*What is required*:
A word-for-word restatement of every entry is what is needed here.

*** Opening of Dataset excerpts ***

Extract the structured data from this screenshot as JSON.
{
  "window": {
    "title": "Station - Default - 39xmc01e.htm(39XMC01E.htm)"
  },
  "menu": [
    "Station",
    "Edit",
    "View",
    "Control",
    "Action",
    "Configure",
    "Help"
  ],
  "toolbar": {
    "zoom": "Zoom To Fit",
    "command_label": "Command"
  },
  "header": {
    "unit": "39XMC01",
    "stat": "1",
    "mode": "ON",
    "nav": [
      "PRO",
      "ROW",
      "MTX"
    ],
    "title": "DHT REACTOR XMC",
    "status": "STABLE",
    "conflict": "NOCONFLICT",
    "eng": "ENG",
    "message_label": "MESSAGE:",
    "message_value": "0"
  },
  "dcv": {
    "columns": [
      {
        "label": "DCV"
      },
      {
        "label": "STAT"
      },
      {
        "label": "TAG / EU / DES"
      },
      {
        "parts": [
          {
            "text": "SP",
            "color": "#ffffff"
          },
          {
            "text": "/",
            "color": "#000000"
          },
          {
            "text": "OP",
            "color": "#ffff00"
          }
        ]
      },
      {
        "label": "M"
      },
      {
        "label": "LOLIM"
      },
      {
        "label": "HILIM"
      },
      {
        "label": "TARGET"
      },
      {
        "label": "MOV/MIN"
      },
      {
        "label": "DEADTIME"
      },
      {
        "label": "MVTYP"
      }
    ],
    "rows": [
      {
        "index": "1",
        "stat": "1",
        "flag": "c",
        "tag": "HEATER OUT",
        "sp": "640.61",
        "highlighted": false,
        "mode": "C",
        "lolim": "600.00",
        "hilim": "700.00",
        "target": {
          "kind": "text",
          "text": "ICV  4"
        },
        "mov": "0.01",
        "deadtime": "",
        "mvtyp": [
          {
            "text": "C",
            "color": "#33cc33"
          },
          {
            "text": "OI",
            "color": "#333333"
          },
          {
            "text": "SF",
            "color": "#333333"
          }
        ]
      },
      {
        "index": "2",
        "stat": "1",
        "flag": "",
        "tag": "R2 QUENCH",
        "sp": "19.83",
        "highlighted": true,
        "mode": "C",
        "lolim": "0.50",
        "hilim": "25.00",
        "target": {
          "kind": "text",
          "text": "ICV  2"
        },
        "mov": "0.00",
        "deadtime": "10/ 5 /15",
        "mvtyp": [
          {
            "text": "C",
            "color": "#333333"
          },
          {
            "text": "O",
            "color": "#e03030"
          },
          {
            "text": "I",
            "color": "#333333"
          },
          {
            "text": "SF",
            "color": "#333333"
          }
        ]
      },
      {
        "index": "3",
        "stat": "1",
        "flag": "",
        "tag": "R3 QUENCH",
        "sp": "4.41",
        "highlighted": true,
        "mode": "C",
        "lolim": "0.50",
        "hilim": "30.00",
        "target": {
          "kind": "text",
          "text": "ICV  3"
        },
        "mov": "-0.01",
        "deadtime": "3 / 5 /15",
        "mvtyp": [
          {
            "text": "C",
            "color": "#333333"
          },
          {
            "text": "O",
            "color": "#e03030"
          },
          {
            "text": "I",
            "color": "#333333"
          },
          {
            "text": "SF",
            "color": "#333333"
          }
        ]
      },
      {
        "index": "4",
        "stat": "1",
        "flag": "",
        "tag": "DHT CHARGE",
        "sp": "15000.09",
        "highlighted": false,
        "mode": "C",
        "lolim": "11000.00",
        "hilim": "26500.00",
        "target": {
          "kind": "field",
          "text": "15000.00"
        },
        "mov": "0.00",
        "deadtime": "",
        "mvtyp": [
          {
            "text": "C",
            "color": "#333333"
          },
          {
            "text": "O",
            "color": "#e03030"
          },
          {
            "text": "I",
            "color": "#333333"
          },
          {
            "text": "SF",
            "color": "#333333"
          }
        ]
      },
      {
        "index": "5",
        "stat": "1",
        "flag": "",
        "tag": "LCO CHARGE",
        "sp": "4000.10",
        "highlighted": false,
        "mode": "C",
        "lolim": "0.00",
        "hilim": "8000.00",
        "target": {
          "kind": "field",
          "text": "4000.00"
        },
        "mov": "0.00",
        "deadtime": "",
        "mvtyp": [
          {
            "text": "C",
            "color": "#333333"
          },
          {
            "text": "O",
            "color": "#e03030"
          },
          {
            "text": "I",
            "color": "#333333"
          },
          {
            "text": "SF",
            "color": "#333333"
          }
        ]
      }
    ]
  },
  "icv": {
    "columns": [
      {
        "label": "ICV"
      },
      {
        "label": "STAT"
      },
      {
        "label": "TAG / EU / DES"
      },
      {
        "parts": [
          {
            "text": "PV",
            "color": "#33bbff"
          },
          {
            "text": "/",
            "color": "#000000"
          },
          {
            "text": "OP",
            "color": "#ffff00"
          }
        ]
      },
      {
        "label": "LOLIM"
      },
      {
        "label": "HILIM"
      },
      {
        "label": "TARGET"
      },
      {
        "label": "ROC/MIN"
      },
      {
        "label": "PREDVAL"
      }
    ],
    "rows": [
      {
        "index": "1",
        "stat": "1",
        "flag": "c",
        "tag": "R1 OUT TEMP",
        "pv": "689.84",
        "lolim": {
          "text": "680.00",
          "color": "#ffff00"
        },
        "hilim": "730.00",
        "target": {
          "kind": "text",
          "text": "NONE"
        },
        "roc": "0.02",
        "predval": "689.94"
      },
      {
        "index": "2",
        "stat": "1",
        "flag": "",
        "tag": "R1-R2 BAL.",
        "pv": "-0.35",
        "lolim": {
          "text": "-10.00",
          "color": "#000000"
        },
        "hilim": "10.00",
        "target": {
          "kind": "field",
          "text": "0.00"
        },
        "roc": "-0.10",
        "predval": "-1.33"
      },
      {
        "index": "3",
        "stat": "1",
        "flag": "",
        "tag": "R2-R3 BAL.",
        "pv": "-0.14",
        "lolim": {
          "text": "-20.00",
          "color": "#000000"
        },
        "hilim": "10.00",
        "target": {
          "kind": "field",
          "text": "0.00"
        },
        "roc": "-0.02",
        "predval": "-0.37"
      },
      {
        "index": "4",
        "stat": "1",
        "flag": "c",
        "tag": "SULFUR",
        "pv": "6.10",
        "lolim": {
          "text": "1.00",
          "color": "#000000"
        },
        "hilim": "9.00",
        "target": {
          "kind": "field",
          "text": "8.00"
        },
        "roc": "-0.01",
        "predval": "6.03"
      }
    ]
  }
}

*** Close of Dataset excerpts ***

*Your response*:
Extract the structured data from this screenshot as JSON.
{
  "window": {
    "title": "Station - Default - 39xmc01e.htm(39XMC01E.htm)"
  },
  "menu": [
    "Station",
    "Edit",
    "View",
    "Control",
    "Action",
    "Configure",
    "Help"
  ],
  "toolbar": {
    "zoom": "Zoom To Fit",
    "command_label": "Command"
  },
  "header": {
    "unit": "39XMC01",
    "stat": "1",
    "mode": "ON",
    "nav": [
      "PRO",
      "ROW",
      "MTX"
    ],
    "title": "DHT REACTOR XMC",
    "status": "STABLE",
    "conflict": "NOCONFLICT",
    "eng": "ENG",
    "message_label": "MESSAGE:",
    "message_value": "0"
  },
  "dcv": {
    "columns": [
      {
        "label": "DCV"
      },
      {
        "label": "STAT"
      },
      {
        "label": "TAG / EU / DES"
      },
      {
        "parts": [
          {
            "text": "SP",
            "color": "#ffffff"
          },
          {
            "text": "/",
            "color": "#000000"
          },
          {
            "text": "OP",
            "color": "#ffff00"
          }
        ]
      },
      {
        "label": "M"
      },
      {
        "label": "LOLIM"
      },
      {
        "label": "HILIM"
      },
      {
        "label": "TARGET"
      },
      {
        "label": "MOV/MIN"
      },
      {
        "label": "DEADTIME"
      },
      {
        "label": "MVTYP"
      }
    ],
    "rows": [
      {
        "index": "1",
        "stat": "1",
        "flag": "c",
        "tag": "HEATER OUT",
        "sp": "640.61",
        "highlighted": false,
        "mode": "C",
        "lolim": "600.00",
        "hilim": "700.00",
        "target": {
          "kind": "text",
          "text": "ICV  4"
        },
        "mov": "0.01",
        "deadtime": "",
        "mvtyp": [
          {
            "text": "C",
            "color": "#33cc33"
          },
          {
            "text": "OI",
            "color": "#333333"
          },
          {
            "text": "SF",
            "color": "#333333"
          }
        ]
      },
      {
        "index": "2",
        "stat": "1",
        "flag": "",
        "tag": "R2 QUENCH",
        "sp": "19.83",
        "highlighted": true,
        "mode": "C",
        "lolim": "0.50",
        "hilim": "25.00",
        "target": {
          "kind": "text",
          "text": "ICV  2"
        },
        "mov": "0.00",
        "deadtime": "10/ 5 /15",
        "mvtyp": [
          {
            "text": "C",
            "color": "#333333"
          },
          {
            "text": "O",
            "color": "#e03030"
          },
          {
            "text": "I",
            "color": "#333333"
          },
          {
            "text": "SF",
            "color": "#333333"
          }
        ]
      },
      {
        "index": "3",
        "stat": "1",
        "flag": "",
        "tag": "R3 QUENCH",
        "sp": "4.41",
        "highlighted": true,
        "mode": "C",
        "lolim": "0.50",
        "hilim": "30.00",
        "target": {
          "kind": "text",
          "text": "ICV  3"
        },
        "mov": "-0.01",
        "deadtime": "3 / 5 /15",
        "mvtyp": [
          {
            "text": "C",
            "color": "#333333"
          },
          {
            "text": "O",
            "color": "#e03030"
          },
          {
            "text": "I",
            "color": "#333333"
          },
          {
            "text": "SF",
            "color": "#333333"
          }
        ]
      },
      {
        "index": "4",
        "stat": "1",
        "flag": "",
        "tag": "DHT CHARGE",
        "sp": "15000.09",
        "highlighted": false,
        "mode": "C",
        "lolim": "11000.00",
        "hilim": "26500.00",
        "target": {
          "kind": "field",
          "text": "15000.00"
        },
        "mov": "0.00",
        "deadtime": "",
        "mvtyp": [
          {
            "text": "C",
            "color": "#333333"
          },
          {
            "text": "O",
            "color": "#e03030"
          },
          {
            "text": "I",
            "color": "#333333"
          },
          {
            "text": "SF",
            "color": "#333333"
          }
        ]
      },
      {
        "index": "5",
        "stat": "1",
        "flag": "",
        "tag": "LCO CHARGE",
        "sp": "4000.10",
        "highlighted": false,
        "mode": "C",
        "lolim": "0.00",
        "hilim": "8000.00",
        "target": {
          "kind": "field",
          "text": "4000.00"
        },
        "mov": "0.00",
        "deadtime": "",
        "mvtyp": [
          {
            "text": "C",
            "color": "#333333"
          },
          {
            "text": "O",
            "color": "#e03030"
          },
          {
            "text": "I",
            "color": "#333333"
          },
          {
            "text": "SF",
            "color": "#333333"
          }
        ]
      }
    ]
  },
  "icv": {
    "columns": [
      {
        "label": "ICV"
      },
      {
        "label": "STAT"
      },
      {
        "label": "TAG / EU / DES"
      },
      {
        "parts": [
          {
            "text": "PV",
            "color": "#33bbff"
          },
          {
            "text": "/",
            "color": "#000000"
          },
          {
            "text": "OP",
            "color": "#ffff00"
          }
        ]
      },
      {
        "label": "LOLIM"
      },
      {
        "label": "HILIM"
      },
      {
        "label": "TARGET"
      },
      {
        "label": "ROC/MIN"
      },
      {
        "label": "PREDVAL"
      }
    ],
    "rows": [
      {
        "index": "1",
        "stat": "1",
        "flag": "c",
        "tag": "R1 OUT TEMP",
        "pv": "689.84",
        "lolim": {
          "text": "680.00",
          "color": "#ffff00"
        },
        "hilim": "730.00",
        "target": {
          "kind": "text",
          "text": "NONE"
        },
        "roc": "0.02",
        "predval": "689.94"
      },
      {
        "index": "2",
        "stat": "1",
        "flag": "",
        "tag": "R1-R2 BAL.",
        "pv": "-0.35",
        "lolim": {
          "text": "-10.00",
          "color": "#000000"
        },
        "hilim": "10.00",
        "target": {
          "kind": "field",
          "text": "0.00"
        },
        "roc": "-0.10",
        "predval": "-1.33"
      },
      {
        "index": "3",
        "stat": "1",
        "flag": "",
        "tag": "R2-R3 BAL.",
        "pv": "-0.14",
        "lolim": {
          "text": "-20.00",
          "color": "#000000"
        },
        "hilim": "10.00",
        "target": {
          "kind": "field",
          "text": "0.00"
        },
        "roc": "-0.02",
        "predval": "-0.37"
      },
      {
        "index": "4",
        "stat": "1",
        "flag": "c",
        "tag": "SULFUR",
        "pv": "6.10",
        "lolim": {
          "text": "1.00",
          "color": "#000000"
        },
        "hilim": "9.00",
        "target": {
          "kind": "field",
          "text": "8.00"
        },
        "roc": "-0.01",
        "predval": "6.03"
      }
    ]
  }
}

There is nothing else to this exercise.